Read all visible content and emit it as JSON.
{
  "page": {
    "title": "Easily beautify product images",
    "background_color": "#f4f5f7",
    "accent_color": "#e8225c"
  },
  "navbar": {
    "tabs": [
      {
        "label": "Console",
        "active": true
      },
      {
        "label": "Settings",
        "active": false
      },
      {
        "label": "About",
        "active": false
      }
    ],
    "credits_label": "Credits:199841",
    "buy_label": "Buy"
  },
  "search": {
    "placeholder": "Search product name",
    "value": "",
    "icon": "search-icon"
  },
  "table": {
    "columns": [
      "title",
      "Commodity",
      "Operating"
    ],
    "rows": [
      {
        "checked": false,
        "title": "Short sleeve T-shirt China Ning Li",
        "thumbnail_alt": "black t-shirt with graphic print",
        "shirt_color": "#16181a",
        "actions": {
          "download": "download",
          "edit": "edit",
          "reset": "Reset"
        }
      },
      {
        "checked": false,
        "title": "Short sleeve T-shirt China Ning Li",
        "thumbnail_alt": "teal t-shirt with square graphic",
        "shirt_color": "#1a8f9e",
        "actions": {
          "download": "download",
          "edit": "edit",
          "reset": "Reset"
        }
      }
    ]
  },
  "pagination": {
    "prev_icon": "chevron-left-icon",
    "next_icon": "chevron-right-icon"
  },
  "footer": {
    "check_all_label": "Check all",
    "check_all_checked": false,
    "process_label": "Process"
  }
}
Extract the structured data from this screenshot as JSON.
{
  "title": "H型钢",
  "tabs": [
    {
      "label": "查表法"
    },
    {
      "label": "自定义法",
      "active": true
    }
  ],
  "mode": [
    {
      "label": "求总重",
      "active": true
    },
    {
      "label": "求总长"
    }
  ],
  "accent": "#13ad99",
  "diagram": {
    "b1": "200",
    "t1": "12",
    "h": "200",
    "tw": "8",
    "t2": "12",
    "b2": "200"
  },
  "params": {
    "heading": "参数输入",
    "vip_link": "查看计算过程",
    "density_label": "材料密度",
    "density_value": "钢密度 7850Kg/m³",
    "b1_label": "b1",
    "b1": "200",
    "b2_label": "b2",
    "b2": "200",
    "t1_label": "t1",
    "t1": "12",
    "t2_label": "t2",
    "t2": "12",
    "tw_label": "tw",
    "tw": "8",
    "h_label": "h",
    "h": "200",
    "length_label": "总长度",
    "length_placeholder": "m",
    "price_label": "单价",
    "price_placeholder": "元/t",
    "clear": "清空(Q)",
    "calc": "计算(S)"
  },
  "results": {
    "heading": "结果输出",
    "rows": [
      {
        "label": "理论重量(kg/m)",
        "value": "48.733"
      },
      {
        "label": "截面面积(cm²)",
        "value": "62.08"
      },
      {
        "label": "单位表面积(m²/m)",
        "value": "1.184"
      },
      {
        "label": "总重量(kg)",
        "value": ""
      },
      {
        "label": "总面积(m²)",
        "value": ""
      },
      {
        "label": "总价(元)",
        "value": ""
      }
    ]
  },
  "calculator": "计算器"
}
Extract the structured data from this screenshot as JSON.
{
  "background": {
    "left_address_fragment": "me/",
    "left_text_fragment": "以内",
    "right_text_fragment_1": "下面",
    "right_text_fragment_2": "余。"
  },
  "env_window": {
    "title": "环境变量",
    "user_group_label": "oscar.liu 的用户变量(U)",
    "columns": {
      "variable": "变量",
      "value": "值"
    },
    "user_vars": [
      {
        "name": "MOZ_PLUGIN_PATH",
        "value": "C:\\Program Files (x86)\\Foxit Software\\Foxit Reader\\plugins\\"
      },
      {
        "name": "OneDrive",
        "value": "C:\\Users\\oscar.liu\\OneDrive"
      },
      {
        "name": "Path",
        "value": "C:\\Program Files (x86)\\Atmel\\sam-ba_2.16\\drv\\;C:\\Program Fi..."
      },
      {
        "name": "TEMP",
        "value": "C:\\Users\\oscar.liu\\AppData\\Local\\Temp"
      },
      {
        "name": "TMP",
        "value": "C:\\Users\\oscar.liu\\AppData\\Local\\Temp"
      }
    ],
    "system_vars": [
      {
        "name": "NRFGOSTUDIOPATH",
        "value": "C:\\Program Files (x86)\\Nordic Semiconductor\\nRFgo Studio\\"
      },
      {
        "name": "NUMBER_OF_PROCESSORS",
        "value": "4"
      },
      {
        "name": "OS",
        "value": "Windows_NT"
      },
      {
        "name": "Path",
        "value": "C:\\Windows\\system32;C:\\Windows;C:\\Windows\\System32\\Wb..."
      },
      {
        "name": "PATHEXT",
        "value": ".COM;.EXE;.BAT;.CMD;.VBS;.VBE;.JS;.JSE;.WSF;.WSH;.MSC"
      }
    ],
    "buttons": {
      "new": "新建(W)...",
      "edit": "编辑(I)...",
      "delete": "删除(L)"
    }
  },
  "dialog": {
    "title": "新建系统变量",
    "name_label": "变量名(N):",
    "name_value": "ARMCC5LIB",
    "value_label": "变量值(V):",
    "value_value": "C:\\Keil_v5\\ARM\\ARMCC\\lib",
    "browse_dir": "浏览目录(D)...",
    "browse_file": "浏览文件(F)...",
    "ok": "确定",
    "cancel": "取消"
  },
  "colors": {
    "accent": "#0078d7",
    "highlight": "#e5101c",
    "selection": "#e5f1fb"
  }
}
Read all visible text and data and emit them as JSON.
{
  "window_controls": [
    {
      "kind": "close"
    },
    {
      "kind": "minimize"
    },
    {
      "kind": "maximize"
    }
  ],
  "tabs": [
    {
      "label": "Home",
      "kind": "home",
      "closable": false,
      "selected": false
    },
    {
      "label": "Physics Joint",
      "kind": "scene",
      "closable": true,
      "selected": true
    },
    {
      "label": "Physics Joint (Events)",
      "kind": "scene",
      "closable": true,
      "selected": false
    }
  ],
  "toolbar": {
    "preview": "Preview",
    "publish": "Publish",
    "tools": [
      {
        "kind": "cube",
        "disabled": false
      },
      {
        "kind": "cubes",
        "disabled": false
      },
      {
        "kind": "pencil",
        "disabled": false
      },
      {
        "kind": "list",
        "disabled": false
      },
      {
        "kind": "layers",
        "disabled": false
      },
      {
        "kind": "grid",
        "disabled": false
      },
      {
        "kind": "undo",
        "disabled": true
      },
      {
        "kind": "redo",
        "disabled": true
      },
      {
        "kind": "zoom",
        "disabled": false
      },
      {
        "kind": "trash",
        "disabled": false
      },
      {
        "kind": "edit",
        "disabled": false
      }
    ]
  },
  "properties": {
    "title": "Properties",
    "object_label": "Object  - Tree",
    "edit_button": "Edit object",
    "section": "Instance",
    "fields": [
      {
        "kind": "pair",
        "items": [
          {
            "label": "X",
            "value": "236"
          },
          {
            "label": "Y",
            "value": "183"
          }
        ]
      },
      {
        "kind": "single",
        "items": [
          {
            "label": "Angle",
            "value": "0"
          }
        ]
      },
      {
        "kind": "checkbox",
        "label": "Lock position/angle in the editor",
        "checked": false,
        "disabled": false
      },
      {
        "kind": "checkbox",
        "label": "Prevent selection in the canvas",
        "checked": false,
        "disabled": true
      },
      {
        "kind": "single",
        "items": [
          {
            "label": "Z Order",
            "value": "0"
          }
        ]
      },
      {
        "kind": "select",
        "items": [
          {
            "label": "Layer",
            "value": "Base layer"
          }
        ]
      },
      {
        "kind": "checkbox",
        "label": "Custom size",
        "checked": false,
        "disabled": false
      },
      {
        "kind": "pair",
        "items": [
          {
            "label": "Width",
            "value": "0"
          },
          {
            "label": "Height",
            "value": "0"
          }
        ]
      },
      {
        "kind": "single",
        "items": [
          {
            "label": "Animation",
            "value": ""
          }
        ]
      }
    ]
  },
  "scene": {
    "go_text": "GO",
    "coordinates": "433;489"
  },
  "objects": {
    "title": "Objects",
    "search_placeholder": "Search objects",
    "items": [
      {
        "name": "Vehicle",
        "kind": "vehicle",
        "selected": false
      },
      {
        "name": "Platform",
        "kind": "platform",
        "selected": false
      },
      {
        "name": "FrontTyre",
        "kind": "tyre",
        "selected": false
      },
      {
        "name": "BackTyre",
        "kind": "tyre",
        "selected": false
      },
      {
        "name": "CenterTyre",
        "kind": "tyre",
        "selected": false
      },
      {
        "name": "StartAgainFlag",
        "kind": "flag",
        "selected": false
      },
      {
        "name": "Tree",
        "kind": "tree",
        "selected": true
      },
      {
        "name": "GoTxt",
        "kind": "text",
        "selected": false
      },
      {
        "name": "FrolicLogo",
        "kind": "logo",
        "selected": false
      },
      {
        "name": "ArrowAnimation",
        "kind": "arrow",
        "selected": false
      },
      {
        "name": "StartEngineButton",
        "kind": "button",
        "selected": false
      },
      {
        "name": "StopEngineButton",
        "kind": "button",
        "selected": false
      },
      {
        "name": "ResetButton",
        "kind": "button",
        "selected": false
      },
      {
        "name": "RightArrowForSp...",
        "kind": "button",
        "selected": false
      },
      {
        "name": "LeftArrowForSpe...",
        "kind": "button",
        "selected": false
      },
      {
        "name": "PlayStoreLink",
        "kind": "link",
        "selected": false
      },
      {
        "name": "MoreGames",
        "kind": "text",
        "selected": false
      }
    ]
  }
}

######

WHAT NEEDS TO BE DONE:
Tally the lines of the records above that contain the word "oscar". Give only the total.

OUTPUT FOR THIS TASK:
4